Contents

02 April 2014
Vol 6, Issue 230

About The Cover

Cover image expansion
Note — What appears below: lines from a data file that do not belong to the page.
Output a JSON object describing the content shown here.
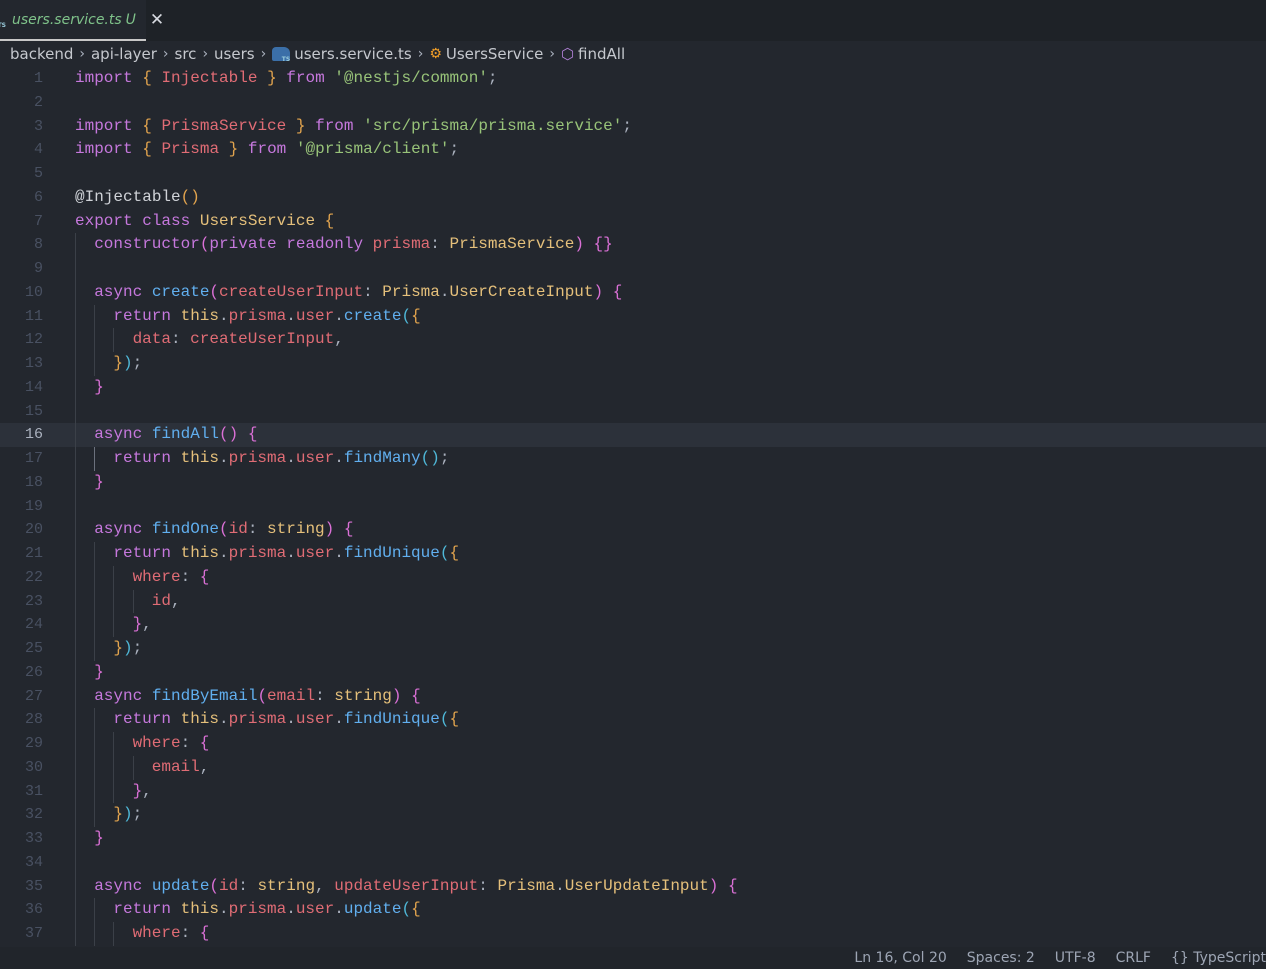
{
  "tab": {
    "filename": "users.service.ts",
    "status": "U",
    "close": "✕",
    "icon": "typescript-file-icon"
  },
  "breadcrumb": {
    "items": [
      "backend",
      "api-layer",
      "src",
      "users"
    ],
    "file": "users.service.ts",
    "class": "UsersService",
    "method": "findAll",
    "separator": "›"
  },
  "editor": {
    "active_line": 16,
    "lines": [
      {
        "n": 1,
        "i": 0,
        "t": [
          [
            "import",
            "k"
          ],
          [
            " ",
            "p"
          ],
          [
            "{",
            "b1"
          ],
          [
            " ",
            "p"
          ],
          [
            "Injectable",
            "v"
          ],
          [
            " ",
            "p"
          ],
          [
            "}",
            "b1"
          ],
          [
            " ",
            "p"
          ],
          [
            "from",
            "k"
          ],
          [
            " ",
            "p"
          ],
          [
            "'@nestjs/common'",
            "s"
          ],
          [
            ";",
            "p"
          ]
        ]
      },
      {
        "n": 2,
        "i": 0,
        "t": []
      },
      {
        "n": 3,
        "i": 0,
        "t": [
          [
            "import",
            "k"
          ],
          [
            " ",
            "p"
          ],
          [
            "{",
            "b1"
          ],
          [
            " ",
            "p"
          ],
          [
            "PrismaService",
            "v"
          ],
          [
            " ",
            "p"
          ],
          [
            "}",
            "b1"
          ],
          [
            " ",
            "p"
          ],
          [
            "from",
            "k"
          ],
          [
            " ",
            "p"
          ],
          [
            "'src/prisma/prisma.service'",
            "s"
          ],
          [
            ";",
            "p"
          ]
        ]
      },
      {
        "n": 4,
        "i": 0,
        "t": [
          [
            "import",
            "k"
          ],
          [
            " ",
            "p"
          ],
          [
            "{",
            "b1"
          ],
          [
            " ",
            "p"
          ],
          [
            "Prisma",
            "v"
          ],
          [
            " ",
            "p"
          ],
          [
            "}",
            "b1"
          ],
          [
            " ",
            "p"
          ],
          [
            "from",
            "k"
          ],
          [
            " ",
            "p"
          ],
          [
            "'@prisma/client'",
            "s"
          ],
          [
            ";",
            "p"
          ]
        ]
      },
      {
        "n": 5,
        "i": 0,
        "t": []
      },
      {
        "n": 6,
        "i": 0,
        "t": [
          [
            "@Injectable",
            "d"
          ],
          [
            "()",
            "b1"
          ]
        ]
      },
      {
        "n": 7,
        "i": 0,
        "t": [
          [
            "export",
            "k"
          ],
          [
            " ",
            "p"
          ],
          [
            "class",
            "k"
          ],
          [
            " ",
            "p"
          ],
          [
            "UsersService",
            "t"
          ],
          [
            " ",
            "p"
          ],
          [
            "{",
            "b1"
          ]
        ]
      },
      {
        "n": 8,
        "i": 1,
        "t": [
          [
            "constructor",
            "k"
          ],
          [
            "(",
            "b2"
          ],
          [
            "private",
            "k"
          ],
          [
            " ",
            "p"
          ],
          [
            "readonly",
            "k"
          ],
          [
            " ",
            "p"
          ],
          [
            "prisma",
            "v"
          ],
          [
            ": ",
            "p"
          ],
          [
            "PrismaService",
            "t"
          ],
          [
            ")",
            "b2"
          ],
          [
            " ",
            "p"
          ],
          [
            "{}",
            "b2"
          ]
        ]
      },
      {
        "n": 9,
        "i": 1,
        "t": []
      },
      {
        "n": 10,
        "i": 1,
        "t": [
          [
            "async",
            "k"
          ],
          [
            " ",
            "p"
          ],
          [
            "create",
            "f"
          ],
          [
            "(",
            "b2"
          ],
          [
            "createUserInput",
            "v"
          ],
          [
            ": ",
            "p"
          ],
          [
            "Prisma",
            "t"
          ],
          [
            ".",
            "p"
          ],
          [
            "UserCreateInput",
            "t"
          ],
          [
            ")",
            "b2"
          ],
          [
            " ",
            "p"
          ],
          [
            "{",
            "b2"
          ]
        ]
      },
      {
        "n": 11,
        "i": 2,
        "t": [
          [
            "return",
            "k"
          ],
          [
            " ",
            "p"
          ],
          [
            "this",
            "t"
          ],
          [
            ".",
            "p"
          ],
          [
            "prisma",
            "v"
          ],
          [
            ".",
            "p"
          ],
          [
            "user",
            "v"
          ],
          [
            ".",
            "p"
          ],
          [
            "create",
            "f"
          ],
          [
            "(",
            "b3"
          ],
          [
            "{",
            "b1"
          ]
        ]
      },
      {
        "n": 12,
        "i": 3,
        "t": [
          [
            "data",
            "v"
          ],
          [
            ": ",
            "p"
          ],
          [
            "createUserInput",
            "v"
          ],
          [
            ",",
            "p"
          ]
        ]
      },
      {
        "n": 13,
        "i": 2,
        "t": [
          [
            "}",
            "b1"
          ],
          [
            ")",
            "b3"
          ],
          [
            ";",
            "p"
          ]
        ]
      },
      {
        "n": 14,
        "i": 1,
        "t": [
          [
            "}",
            "b2"
          ]
        ]
      },
      {
        "n": 15,
        "i": 1,
        "t": []
      },
      {
        "n": 16,
        "i": 1,
        "t": [
          [
            "async",
            "k"
          ],
          [
            " ",
            "p"
          ],
          [
            "findAll",
            "f"
          ],
          [
            "()",
            "b2"
          ],
          [
            " ",
            "p"
          ],
          [
            "{",
            "b2"
          ]
        ]
      },
      {
        "n": 17,
        "i": 2,
        "t": [
          [
            "return",
            "k"
          ],
          [
            " ",
            "p"
          ],
          [
            "this",
            "t"
          ],
          [
            ".",
            "p"
          ],
          [
            "prisma",
            "v"
          ],
          [
            ".",
            "p"
          ],
          [
            "user",
            "v"
          ],
          [
            ".",
            "p"
          ],
          [
            "findMany",
            "f"
          ],
          [
            "()",
            "b3"
          ],
          [
            ";",
            "p"
          ]
        ]
      },
      {
        "n": 18,
        "i": 1,
        "t": [
          [
            "}",
            "b2"
          ]
        ]
      },
      {
        "n": 19,
        "i": 1,
        "t": []
      },
      {
        "n": 20,
        "i": 1,
        "t": [
          [
            "async",
            "k"
          ],
          [
            " ",
            "p"
          ],
          [
            "findOne",
            "f"
          ],
          [
            "(",
            "b2"
          ],
          [
            "id",
            "v"
          ],
          [
            ": ",
            "p"
          ],
          [
            "string",
            "t"
          ],
          [
            ")",
            "b2"
          ],
          [
            " ",
            "p"
          ],
          [
            "{",
            "b2"
          ]
        ]
      },
      {
        "n": 21,
        "i": 2,
        "t": [
          [
            "return",
            "k"
          ],
          [
            " ",
            "p"
          ],
          [
            "this",
            "t"
          ],
          [
            ".",
            "p"
          ],
          [
            "prisma",
            "v"
          ],
          [
            ".",
            "p"
          ],
          [
            "user",
            "v"
          ],
          [
            ".",
            "p"
          ],
          [
            "findUnique",
            "f"
          ],
          [
            "(",
            "b3"
          ],
          [
            "{",
            "b1"
          ]
        ]
      },
      {
        "n": 22,
        "i": 3,
        "t": [
          [
            "where",
            "v"
          ],
          [
            ": ",
            "p"
          ],
          [
            "{",
            "b2"
          ]
        ]
      },
      {
        "n": 23,
        "i": 4,
        "t": [
          [
            "id",
            "v"
          ],
          [
            ",",
            "p"
          ]
        ]
      },
      {
        "n": 24,
        "i": 3,
        "t": [
          [
            "}",
            "b2"
          ],
          [
            ",",
            "p"
          ]
        ]
      },
      {
        "n": 25,
        "i": 2,
        "t": [
          [
            "}",
            "b1"
          ],
          [
            ")",
            "b3"
          ],
          [
            ";",
            "p"
          ]
        ]
      },
      {
        "n": 26,
        "i": 1,
        "t": [
          [
            "}",
            "b2"
          ]
        ]
      },
      {
        "n": 27,
        "i": 1,
        "t": [
          [
            "async",
            "k"
          ],
          [
            " ",
            "p"
          ],
          [
            "findByEmail",
            "f"
          ],
          [
            "(",
            "b2"
          ],
          [
            "email",
            "v"
          ],
          [
            ": ",
            "p"
          ],
          [
            "string",
            "t"
          ],
          [
            ")",
            "b2"
          ],
          [
            " ",
            "p"
          ],
          [
            "{",
            "b2"
          ]
        ]
      },
      {
        "n": 28,
        "i": 2,
        "t": [
          [
            "return",
            "k"
          ],
          [
            " ",
            "p"
          ],
          [
            "this",
            "t"
          ],
          [
            ".",
            "p"
          ],
          [
            "prisma",
            "v"
          ],
          [
            ".",
            "p"
          ],
          [
            "user",
            "v"
          ],
          [
            ".",
            "p"
          ],
          [
            "findUnique",
            "f"
          ],
          [
            "(",
            "b3"
          ],
          [
            "{",
            "b1"
          ]
        ]
      },
      {
        "n": 29,
        "i": 3,
        "t": [
          [
            "where",
            "v"
          ],
          [
            ": ",
            "p"
          ],
          [
            "{",
            "b2"
          ]
        ]
      },
      {
        "n": 30,
        "i": 4,
        "t": [
          [
            "email",
            "v"
          ],
          [
            ",",
            "p"
          ]
        ]
      },
      {
        "n": 31,
        "i": 3,
        "t": [
          [
            "}",
            "b2"
          ],
          [
            ",",
            "p"
          ]
        ]
      },
      {
        "n": 32,
        "i": 2,
        "t": [
          [
            "}",
            "b1"
          ],
          [
            ")",
            "b3"
          ],
          [
            ";",
            "p"
          ]
        ]
      },
      {
        "n": 33,
        "i": 1,
        "t": [
          [
            "}",
            "b2"
          ]
        ]
      },
      {
        "n": 34,
        "i": 1,
        "t": []
      },
      {
        "n": 35,
        "i": 1,
        "t": [
          [
            "async",
            "k"
          ],
          [
            " ",
            "p"
          ],
          [
            "update",
            "f"
          ],
          [
            "(",
            "b2"
          ],
          [
            "id",
            "v"
          ],
          [
            ": ",
            "p"
          ],
          [
            "string",
            "t"
          ],
          [
            ", ",
            "p"
          ],
          [
            "updateUserInput",
            "v"
          ],
          [
            ": ",
            "p"
          ],
          [
            "Prisma",
            "t"
          ],
          [
            ".",
            "p"
          ],
          [
            "UserUpdateInput",
            "t"
          ],
          [
            ")",
            "b2"
          ],
          [
            " ",
            "p"
          ],
          [
            "{",
            "b2"
          ]
        ]
      },
      {
        "n": 36,
        "i": 2,
        "t": [
          [
            "return",
            "k"
          ],
          [
            " ",
            "p"
          ],
          [
            "this",
            "t"
          ],
          [
            ".",
            "p"
          ],
          [
            "prisma",
            "v"
          ],
          [
            ".",
            "p"
          ],
          [
            "user",
            "v"
          ],
          [
            ".",
            "p"
          ],
          [
            "update",
            "f"
          ],
          [
            "(",
            "b3"
          ],
          [
            "{",
            "b1"
          ]
        ]
      },
      {
        "n": 37,
        "i": 3,
        "t": [
          [
            "where",
            "v"
          ],
          [
            ": ",
            "p"
          ],
          [
            "{",
            "b2"
          ]
        ]
      }
    ]
  },
  "statusbar": {
    "position": "Ln 16, Col 20",
    "spaces": "Spaces: 2",
    "encoding": "UTF-8",
    "eol": "CRLF",
    "language": "{} TypeScript"
  },
  "colors": {
    "keyword": "#c678dd",
    "variable": "#e06c75",
    "function": "#61afef",
    "string": "#98c379",
    "type": "#e5c07b",
    "background": "#23272e"
  }
}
ONLINE COVER Muscle Building. A single, striated skeletal muscle fiber protrudes from a fascicle—a structure, found in skeletal muscle that consists of a collection of muscle fibers (myofibers) surrounded by connective tissue (shown in the background). Each myofiber is a skeletal muscle cell wrapped by a specialized plasma membrane called the sarcolemma, shown as pink tissue surrounding bundles of myofibrils (or myofilaments), shown as red ovals in the sarcoplasm along with other organelles [such as the nucleus (gray) and mitochondria (tan)]. Myofibrils consist of actin and myosin filaments (red dots), which contribute to the striated appearance of skeletal muscle tissue. The sarcolemma is the site of action potential conduction, which triggers muscle contraction. The dystrophin protein, which is defective in Duchenne muscular dystrophy (DMD), is located between the sarcolemma and myofilaments and links actin filaments to proteins on the inner surface of the sarcolemma. In this week's Focus, Hoffman and McNally discuss the state of dystrophin exon skipping as a therapy for DMD. Exon skipping occurs in the nucleus of the myofiber and is achieved with the use of oligonucleotides that restore production of the dystrophin protein, which is essential for skeletal muscle form and function. [CREDIT: V. ALTOUNIAN/SCIENCE TRANSLATIONAL MEDICINE]